# EXERCISE:
What lines of the data below include the word "count"? Report them by copying each.

Data items
· · · · · · ·

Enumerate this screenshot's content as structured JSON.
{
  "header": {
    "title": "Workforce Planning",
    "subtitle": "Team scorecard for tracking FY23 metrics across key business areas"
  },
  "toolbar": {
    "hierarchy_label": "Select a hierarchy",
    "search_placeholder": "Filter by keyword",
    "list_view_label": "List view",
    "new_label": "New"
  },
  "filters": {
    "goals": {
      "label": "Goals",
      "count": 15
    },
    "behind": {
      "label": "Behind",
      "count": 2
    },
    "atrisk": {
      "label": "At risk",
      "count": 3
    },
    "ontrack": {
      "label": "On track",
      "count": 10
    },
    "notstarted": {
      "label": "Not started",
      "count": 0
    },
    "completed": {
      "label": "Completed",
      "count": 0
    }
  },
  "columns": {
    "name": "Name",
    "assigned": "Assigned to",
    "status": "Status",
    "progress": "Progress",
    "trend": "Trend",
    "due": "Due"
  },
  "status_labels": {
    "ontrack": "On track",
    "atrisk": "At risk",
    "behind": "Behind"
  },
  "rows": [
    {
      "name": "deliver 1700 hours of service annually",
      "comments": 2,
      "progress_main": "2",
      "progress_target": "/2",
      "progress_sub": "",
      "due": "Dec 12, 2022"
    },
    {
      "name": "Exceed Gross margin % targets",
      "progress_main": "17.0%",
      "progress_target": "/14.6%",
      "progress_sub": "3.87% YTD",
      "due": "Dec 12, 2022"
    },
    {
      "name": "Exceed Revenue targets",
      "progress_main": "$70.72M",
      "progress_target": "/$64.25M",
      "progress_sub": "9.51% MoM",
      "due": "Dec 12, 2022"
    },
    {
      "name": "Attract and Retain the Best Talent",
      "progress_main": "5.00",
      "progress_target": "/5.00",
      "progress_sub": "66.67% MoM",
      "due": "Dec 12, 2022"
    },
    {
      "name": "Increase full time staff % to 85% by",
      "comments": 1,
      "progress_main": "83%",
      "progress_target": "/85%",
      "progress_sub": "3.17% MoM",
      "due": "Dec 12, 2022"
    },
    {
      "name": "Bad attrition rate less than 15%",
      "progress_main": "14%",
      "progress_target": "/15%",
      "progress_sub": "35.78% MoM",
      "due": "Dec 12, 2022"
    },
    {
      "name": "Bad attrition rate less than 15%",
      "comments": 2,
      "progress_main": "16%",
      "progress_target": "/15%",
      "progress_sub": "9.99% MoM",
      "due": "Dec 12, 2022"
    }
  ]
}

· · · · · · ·

# TASK ANSWER:
      "count": 15
      "count": 2
      "count": 3
      "count": 10
      "count": 0
      "count": 0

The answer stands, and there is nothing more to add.